Although the initial coronavirus outbreak was reported in China, they are one of the few countries to have grown in 2020. Vast testing infrastructure has helped to supress minor local outbreaks, and life has largely returned to normal.
Pent-up global demand is likely to boost prospects for the region in the coming months. Many countries in Asia have come through the pandemic better than countries elsewhere, the valuations look relatively attractive and the prospects for long-term growth are substantial.
The Chinese equity market, in particular, has been performing strongly. Given the long-term growth potential for China and the rest of the region, we maintain our positive stance.
Emerging markets ex Asia equity ◄►
The difference between many emerging market economies remains stark; some are likely to be resilient, whilst others are likely to suffer. The robustness of their respective healthcare systems and the speed of government action is likely to determine how these countries fare.
On the vaccine front, it is likely they will not be able to inoculate their populations until later than more developed economies. Whilst we recognise that current headwinds are significant, the long-term growth prospects for many emerging markets continues to be high.
We continue to stress selectivity in this diverse region, so maintain our neutral stance.
Hedge Funds/Targeted Absolute Return
As economies around the globe recover from the pandemic, and interest rates remain low, we expect M&A to continue to take place. We therefore favour event-driven strategies within this space.
When using these strategies, we look for funds that have the ability to diversify returns away from the directionality of conventional bonds and equity markets. However, we continue to stress the importance of finding the right vehicle and investment manager, which requires extensive due diligence on the strategy and fund.
Whilst we acknowledge the yields on offer may look attractive relative to other sources of income, the property market remains challenged, particularly the retail and office segments.

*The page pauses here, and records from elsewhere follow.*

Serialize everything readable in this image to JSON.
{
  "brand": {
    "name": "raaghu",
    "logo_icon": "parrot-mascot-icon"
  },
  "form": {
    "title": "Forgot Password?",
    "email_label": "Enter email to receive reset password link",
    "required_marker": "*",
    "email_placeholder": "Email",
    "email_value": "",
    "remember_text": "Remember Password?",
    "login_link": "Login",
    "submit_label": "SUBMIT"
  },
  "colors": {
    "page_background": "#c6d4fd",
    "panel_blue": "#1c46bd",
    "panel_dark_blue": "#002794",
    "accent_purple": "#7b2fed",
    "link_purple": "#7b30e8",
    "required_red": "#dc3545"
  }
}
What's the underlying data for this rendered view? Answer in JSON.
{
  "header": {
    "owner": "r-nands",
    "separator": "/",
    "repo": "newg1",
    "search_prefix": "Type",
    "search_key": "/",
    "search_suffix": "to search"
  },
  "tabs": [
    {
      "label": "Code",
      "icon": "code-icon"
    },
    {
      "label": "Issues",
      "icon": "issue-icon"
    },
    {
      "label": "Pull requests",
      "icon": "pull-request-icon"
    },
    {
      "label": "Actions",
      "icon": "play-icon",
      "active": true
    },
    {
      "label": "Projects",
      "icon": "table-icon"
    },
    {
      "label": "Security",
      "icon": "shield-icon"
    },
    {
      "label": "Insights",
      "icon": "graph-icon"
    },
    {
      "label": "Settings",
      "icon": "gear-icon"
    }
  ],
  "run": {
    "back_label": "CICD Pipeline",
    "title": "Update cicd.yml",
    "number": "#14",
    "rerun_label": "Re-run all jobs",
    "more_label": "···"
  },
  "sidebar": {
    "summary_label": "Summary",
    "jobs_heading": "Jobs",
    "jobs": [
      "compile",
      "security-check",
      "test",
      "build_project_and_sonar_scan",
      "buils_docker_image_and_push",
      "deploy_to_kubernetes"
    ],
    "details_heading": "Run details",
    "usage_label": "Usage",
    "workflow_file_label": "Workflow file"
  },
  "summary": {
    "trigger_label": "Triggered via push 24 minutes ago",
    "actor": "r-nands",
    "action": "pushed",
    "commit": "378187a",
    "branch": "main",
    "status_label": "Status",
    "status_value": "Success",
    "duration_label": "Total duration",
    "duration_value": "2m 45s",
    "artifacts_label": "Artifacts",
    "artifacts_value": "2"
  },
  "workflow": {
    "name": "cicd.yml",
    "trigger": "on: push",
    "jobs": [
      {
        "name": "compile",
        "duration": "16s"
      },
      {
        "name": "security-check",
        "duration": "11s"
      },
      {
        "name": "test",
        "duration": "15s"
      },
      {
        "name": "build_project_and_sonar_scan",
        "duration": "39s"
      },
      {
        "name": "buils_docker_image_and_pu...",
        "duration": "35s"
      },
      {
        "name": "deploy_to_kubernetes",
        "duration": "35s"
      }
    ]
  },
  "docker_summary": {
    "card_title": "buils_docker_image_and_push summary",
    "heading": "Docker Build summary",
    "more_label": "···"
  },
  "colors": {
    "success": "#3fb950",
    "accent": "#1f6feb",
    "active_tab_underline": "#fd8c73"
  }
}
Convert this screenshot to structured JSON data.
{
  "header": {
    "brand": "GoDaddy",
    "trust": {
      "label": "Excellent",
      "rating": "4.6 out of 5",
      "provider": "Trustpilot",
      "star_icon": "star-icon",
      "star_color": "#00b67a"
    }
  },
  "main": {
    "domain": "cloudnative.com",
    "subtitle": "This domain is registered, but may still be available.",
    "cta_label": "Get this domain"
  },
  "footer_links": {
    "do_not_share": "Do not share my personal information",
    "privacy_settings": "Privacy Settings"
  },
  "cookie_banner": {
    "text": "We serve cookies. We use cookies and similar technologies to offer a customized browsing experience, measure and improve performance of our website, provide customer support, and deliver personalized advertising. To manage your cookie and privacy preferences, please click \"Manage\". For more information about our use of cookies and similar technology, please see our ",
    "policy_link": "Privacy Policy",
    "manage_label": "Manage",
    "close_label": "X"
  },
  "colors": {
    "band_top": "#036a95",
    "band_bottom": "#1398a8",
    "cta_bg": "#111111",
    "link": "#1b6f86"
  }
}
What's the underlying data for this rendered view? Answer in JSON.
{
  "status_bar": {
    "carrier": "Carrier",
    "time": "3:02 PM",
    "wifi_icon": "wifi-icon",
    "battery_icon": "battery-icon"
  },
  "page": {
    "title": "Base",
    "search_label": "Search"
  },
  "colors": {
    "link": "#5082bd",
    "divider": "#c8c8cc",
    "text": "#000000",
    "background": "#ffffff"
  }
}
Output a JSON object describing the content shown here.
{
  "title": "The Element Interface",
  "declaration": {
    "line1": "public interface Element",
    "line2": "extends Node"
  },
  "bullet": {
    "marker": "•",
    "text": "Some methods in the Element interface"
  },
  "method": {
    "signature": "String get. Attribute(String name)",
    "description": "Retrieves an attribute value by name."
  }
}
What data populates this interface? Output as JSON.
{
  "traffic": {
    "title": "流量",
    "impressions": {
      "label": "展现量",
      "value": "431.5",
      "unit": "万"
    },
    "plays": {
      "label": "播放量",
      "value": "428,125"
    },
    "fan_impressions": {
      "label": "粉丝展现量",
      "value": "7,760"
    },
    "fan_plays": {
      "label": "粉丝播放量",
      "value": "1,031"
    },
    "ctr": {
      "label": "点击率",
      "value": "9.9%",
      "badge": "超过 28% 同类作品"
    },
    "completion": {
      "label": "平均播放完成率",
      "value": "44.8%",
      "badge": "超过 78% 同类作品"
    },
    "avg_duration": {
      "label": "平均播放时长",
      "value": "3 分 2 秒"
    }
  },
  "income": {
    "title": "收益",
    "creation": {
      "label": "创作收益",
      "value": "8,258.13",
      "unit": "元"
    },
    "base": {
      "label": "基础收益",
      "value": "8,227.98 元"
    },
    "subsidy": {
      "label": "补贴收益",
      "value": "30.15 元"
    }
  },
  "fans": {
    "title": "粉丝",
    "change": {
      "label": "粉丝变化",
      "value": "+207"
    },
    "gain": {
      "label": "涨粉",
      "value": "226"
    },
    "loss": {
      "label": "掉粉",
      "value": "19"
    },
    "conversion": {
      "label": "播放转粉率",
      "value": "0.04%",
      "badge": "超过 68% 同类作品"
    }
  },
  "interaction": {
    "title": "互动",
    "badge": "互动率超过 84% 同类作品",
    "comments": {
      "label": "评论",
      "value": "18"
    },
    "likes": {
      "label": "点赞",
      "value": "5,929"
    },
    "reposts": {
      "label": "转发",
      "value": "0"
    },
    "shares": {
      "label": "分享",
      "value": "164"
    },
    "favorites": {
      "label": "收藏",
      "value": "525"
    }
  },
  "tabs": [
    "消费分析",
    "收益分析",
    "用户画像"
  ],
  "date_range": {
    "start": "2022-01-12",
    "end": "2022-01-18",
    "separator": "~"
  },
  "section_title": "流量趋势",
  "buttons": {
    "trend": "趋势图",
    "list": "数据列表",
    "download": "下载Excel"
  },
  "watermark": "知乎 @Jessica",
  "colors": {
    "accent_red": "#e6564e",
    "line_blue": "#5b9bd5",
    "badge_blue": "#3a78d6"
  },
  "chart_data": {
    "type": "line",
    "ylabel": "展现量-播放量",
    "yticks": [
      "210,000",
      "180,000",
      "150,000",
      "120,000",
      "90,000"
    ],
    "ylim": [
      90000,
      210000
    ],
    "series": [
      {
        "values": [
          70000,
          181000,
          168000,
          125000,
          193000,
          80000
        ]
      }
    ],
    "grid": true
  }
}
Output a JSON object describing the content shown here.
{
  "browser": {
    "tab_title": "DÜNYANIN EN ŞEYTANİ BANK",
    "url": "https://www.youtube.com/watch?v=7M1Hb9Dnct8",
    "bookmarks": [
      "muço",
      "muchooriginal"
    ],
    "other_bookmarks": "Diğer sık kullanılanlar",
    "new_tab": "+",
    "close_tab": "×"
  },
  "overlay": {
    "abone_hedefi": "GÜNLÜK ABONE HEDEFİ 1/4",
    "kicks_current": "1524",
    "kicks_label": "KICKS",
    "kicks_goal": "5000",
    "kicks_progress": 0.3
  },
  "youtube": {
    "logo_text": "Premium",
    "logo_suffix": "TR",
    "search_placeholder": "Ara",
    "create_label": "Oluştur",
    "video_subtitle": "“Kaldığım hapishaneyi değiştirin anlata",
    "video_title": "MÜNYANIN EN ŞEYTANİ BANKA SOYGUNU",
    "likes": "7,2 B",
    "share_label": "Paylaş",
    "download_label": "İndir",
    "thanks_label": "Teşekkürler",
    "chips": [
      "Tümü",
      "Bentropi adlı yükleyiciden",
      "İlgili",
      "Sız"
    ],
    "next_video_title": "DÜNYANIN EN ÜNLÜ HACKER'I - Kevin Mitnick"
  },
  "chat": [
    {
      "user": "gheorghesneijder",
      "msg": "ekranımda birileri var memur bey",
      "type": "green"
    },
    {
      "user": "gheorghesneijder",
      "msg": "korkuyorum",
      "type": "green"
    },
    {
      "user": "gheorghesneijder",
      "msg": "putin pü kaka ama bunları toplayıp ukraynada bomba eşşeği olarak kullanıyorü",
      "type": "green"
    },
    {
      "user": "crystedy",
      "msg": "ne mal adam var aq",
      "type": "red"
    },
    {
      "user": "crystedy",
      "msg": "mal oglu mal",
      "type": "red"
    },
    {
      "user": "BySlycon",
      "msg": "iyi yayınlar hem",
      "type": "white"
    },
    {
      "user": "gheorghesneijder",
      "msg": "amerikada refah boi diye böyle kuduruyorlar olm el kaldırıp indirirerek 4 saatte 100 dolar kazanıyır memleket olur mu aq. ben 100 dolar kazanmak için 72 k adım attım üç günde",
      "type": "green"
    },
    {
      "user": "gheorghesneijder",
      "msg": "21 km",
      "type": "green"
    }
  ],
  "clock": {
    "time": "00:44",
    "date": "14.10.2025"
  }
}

We continue to suggest that any exposure to property should be selective and prefer closed-ended over open-ended vehicles, given the liquidity mismatch. The accelerated trends towards online shopping and working from home have clouded the outlook for commercial property.
Although news of the vaccine has caused a reassessment of property investments, the longer-term trends still apply. Office rents are likely to remain under pressure until businesses decide how to balance the desires to work more flexibly, with the benefit of having employees collaborating in an office environment.
We expect demand for high quality office and retail space in city centres to recover from 2022 onwards; however, we are more cautious about space for back office functions, where demand is likely to be undermined by new technology.
The impact of Covid-19 on future property demand remains ambiguous; therefore, it remains important to be selective and not chase the otherwise attractive yield when investing in this asset class.